Segment Start: Data section

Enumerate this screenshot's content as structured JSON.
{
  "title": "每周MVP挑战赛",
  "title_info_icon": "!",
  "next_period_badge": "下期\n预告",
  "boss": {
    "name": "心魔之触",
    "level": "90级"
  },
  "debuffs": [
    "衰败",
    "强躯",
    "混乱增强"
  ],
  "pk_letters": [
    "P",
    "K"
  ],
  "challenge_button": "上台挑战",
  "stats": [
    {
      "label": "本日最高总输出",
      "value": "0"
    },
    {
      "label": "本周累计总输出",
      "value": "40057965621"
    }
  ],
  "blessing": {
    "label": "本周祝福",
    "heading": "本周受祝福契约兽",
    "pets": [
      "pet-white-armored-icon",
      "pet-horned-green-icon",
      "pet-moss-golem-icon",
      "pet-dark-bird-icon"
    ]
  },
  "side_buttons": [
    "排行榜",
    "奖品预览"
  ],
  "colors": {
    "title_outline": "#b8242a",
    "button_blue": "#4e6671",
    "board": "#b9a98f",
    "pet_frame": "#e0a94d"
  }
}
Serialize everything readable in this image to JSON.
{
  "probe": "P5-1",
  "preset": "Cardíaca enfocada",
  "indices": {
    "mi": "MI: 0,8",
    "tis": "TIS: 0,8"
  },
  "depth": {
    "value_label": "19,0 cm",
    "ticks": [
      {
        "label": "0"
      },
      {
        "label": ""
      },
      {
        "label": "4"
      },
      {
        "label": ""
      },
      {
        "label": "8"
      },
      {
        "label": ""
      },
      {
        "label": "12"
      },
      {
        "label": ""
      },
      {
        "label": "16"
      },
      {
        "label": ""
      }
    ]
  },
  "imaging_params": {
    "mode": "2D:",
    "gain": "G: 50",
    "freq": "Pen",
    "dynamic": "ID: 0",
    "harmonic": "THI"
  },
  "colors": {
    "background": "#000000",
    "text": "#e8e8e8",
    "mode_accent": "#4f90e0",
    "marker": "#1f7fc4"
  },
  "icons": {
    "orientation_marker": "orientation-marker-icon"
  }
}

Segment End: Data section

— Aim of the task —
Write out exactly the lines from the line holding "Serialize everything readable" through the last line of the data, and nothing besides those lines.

— Output of the exercise —
Serialize everything readable in this image to JSON.
{
  "probe": "P5-1",
  "preset": "Cardíaca enfocada",
  "indices": {
    "mi": "MI: 0,8",
    "tis": "TIS: 0,8"
  },
  "depth": {
    "value_label": "19,0 cm",
    "ticks": [
      {
        "label": "0"
      },
      {
        "label": ""
      },
      {
        "label": "4"
      },
      {
        "label": ""
      },
      {
        "label": "8"
      },
      {
        "label": ""
      },
      {
        "label": "12"
      },
      {
        "label": ""
      },
      {
        "label": "16"
      },
      {
        "label": ""
      }
    ]
  },
  "imaging_params": {
    "mode": "2D:",
    "gain": "G: 50",
    "freq": "Pen",
    "dynamic": "ID: 0",
    "harmonic": "THI"
  },
  "colors": {
    "background": "#000000",
    "text": "#e8e8e8",
    "mode_accent": "#4f90e0",
    "marker": "#1f7fc4"
  },
  "icons": {
    "orientation_marker": "orientation-marker-icon"
  }
}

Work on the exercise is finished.